What is expected: What you return must match the data below exactly, minus any pictures.

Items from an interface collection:
______________________________

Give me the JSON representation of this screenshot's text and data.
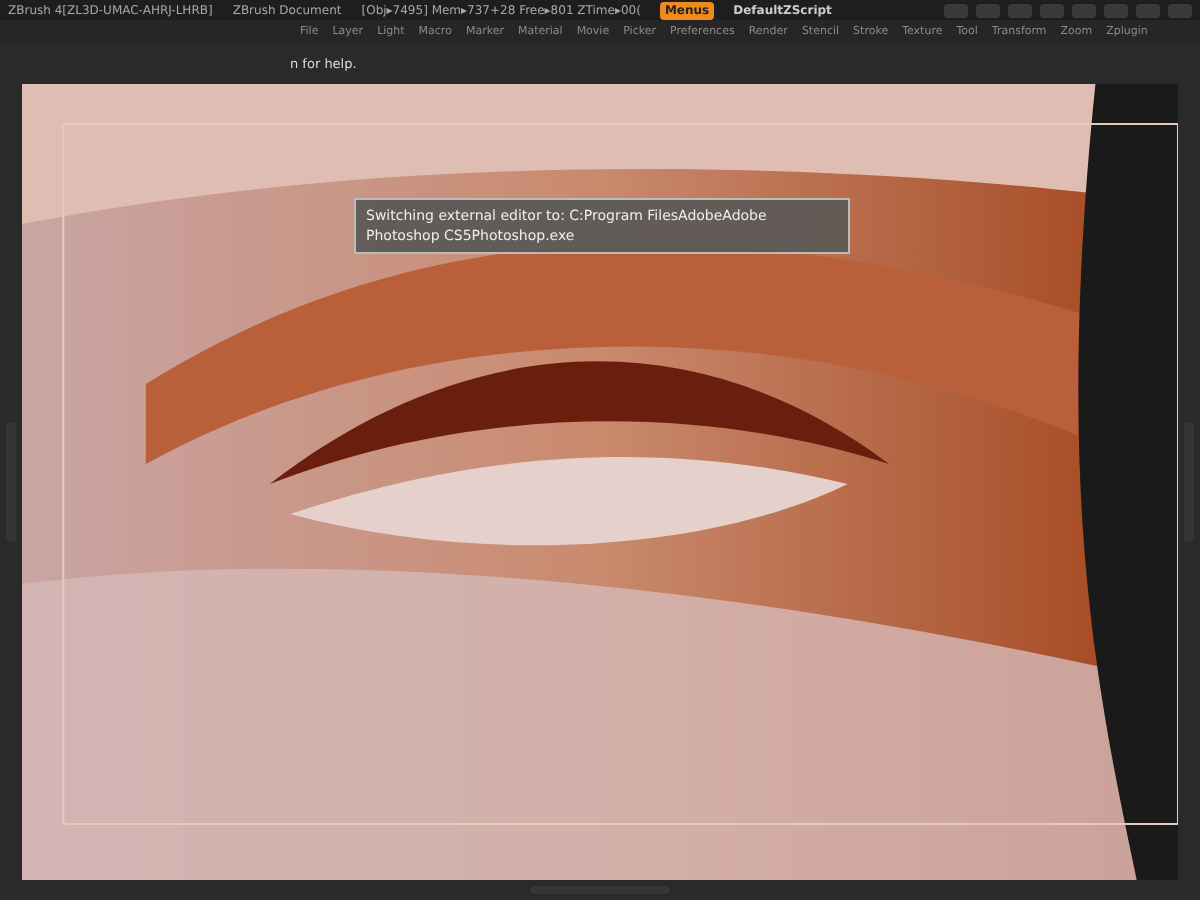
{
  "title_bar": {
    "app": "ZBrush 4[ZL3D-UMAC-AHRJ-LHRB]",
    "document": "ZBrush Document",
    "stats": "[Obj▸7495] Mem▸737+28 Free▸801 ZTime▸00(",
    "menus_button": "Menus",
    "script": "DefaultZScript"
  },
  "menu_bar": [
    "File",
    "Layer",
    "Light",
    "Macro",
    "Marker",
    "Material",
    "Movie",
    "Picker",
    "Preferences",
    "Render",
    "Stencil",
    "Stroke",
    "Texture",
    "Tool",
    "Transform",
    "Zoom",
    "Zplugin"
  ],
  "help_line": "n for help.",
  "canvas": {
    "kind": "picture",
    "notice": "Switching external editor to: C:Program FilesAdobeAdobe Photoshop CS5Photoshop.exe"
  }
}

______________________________

Task answer:
Give me the JSON representation of this screenshot's text and data.
{
  "title_bar": {
    "app": "ZBrush 4[ZL3D-UMAC-AHRJ-LHRB]",
    "document": "ZBrush Document",
    "stats": "[Obj▸7495] Mem▸737+28 Free▸801 ZTime▸00(",
    "menus_button": "Menus",
    "script": "DefaultZScript"
  },
  "menu_bar": [
    "File",
    "Layer",
    "Light",
    "Macro",
    "Marker",
    "Material",
    "Movie",
    "Picker",
    "Preferences",
    "Render",
    "Stencil",
    "Stroke",
    "Texture",
    "Tool",
    "Transform",
    "Zoom",
    "Zplugin"
  ],
  "help_line": "n for help.",
  "canvas": {
    "kind": "picture",
    "notice": "Switching external editor to: C:Program FilesAdobeAdobe Photoshop CS5Photoshop.exe"
  }
}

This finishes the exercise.